Remote Desktop listener certificate configurations
This article describes the methods to configure listener certificates on a Windows Server 2012-based or Windows Server 2012-based server that is not part of a Remote Desktop Services (RDS) deployment.
Applies to: Windows Server 2012 R2
Original KB number: 3042780
About Remote Desktop server listener availability
The listener component runs on the Remote Desktop server and is responsible for listening to and accepting new Remote Desktop Protocol (RDP) client connections. This lets users establish new remote sessions on the Remote Desktop server. There is a listener for each Remote Desktop Services connection that exists on the Remote Desktop server. Connections can be created and configured by using the Remote Desktop Services Configuration tool.
Methods to configure listener certificate

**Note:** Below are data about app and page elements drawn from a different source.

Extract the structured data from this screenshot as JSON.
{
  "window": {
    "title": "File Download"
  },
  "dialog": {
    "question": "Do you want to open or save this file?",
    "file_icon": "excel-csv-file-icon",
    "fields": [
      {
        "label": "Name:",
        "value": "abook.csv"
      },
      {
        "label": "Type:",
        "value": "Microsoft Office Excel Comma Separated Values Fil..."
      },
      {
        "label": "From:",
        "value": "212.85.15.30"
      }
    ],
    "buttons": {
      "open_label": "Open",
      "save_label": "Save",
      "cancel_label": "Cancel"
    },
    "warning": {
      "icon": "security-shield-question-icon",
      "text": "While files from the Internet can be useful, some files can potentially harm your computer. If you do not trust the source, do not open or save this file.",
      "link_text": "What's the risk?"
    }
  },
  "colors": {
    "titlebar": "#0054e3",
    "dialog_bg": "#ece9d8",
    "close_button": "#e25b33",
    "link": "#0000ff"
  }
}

In Windows Server 2003, Windows Server 2008, or Windows Server 2008 R2, the Remote Desktop Configuration Manager MMC snap-in lets you direct access to the RDP listener. In the snap-in, you can bind a certificate to the listener and in turn, enforce SSL security for the RDP sessions.
In Windows Server 2012 or Windows Server 2012 R2, this MMC snap-in does not exist. Therefore, the system provides no direct access to the RDP listener. To configure the listener certificates in Windows Server 2012 or Windows Server 2012 R2, use the following methods.
Method 1: Use Windows Management Instrumentation (WMI) script
The configuration data for the RDS listener is stored in the
Win32_TSGeneralSettingclass in WMI under the
The certificate for the RDS listener is referenced through the Thumbprint value of that certificate on a SSLCertificateSHA1Hash property. The thumbprint value is unique to each certificate.
Before you run the wmic commands, the certificate that you want to use must be imported to the Personal certificate store for the computer account. If you do not import the certificate, you will receive an Invalid Parameter error.
To configure a certificate by using WMI, follow these steps:
Open the properties dialog for your certificate and select the Details tab.
Scroll down to the Thumbprint field and copy the space delimited hexadecimal string into something like Notepad.
The following screenshot is an example of the certificate thumbprint in the Certificate properties:
If you copy the string into Notepad, it should resemble the following screenshot:
After you remove the spaces in the string, it still contains the invisible ASCII character that is only visible at the command prompt. The following screenshot is an example:
Make sure that this ASCII character is removed before you run the command to import the certificate.
Remove all spaces from the string. There may be an invisible ACSII character that is also copied. This is not visible in Notepad. The only way to validate is to copy directly into the Command Prompt window.
At command prompt, run the following wmic command together with the thumbprint value that you obtain in step 3:
wmic /namespace:\\root\cimv2\TerminalServices PATH Win32_TSGeneralSetting Set SSLCertificateSHA1Hash="THUMBPRINT"
The following screenshot is a successful example:
Method 2: Use registry editor
Follow the steps in this section carefully. Serious problems might occur if you modify the registry incorrectly. Before you modify it, How to back up and restore the registry in Windows in case problems occur.
To configure a certificate by using registry editor, follow these steps:
Install a server authentication certificate to the Personal certificate store by using a computer account.
Create the following registry value that contains the certificate's SHA1 hash so that you can configure this custom certificate to support TLS instead of using the default self-signed certificate.
- Registry path:
- Value name: SSLCertificateSHA1Hash
- Value type: REG_BINARY
- Value data: certificate thumbprint
The value should be the thumbprint of the certificate and be separated by comma (,) without any empty spaces. For example, if you were to export that registry key, the SSLCertificateSHA1Hash value would be as follows:
- Registry path:
The Remote Desktop Host Services runs under the NETWORK SERVICE account. Therefore, you have to set the system access control list (SACL) of the key file that is used by RDS to include NETWORK SERVICE together with the Read permissions.
To change the permissions, follow these steps on the Certificates snap-in for the local computer:
- Click Start, click Run, type mmc, and then click OK.
- On the File menu, click Add/Remove Snap-in.
- In the Add or Remove Snap-ins dialog box, on the Available snap-ins list, click Certificates, and then click Add.
- In the Certificates snap-in dialog box, click Computer account, and then click Next.
- In the Select Computer dialog box, click Local computer: (the computer this console is running on), and then click Finish.
- In the Add or Remove Snap-ins dialog box, click OK.
- In the Certificates snap-in, on the console tree, expand Certificates (Local Computer), expand Personal, and then select the SSL certificate that you want to use.
- Right-click the certificate, select All Tasks, and then select Manage Private Keys.
- In the Permissions dialog box, click Add, type NETWORK SERVICE, click OK, select Read under the Allow check box, and then click OK.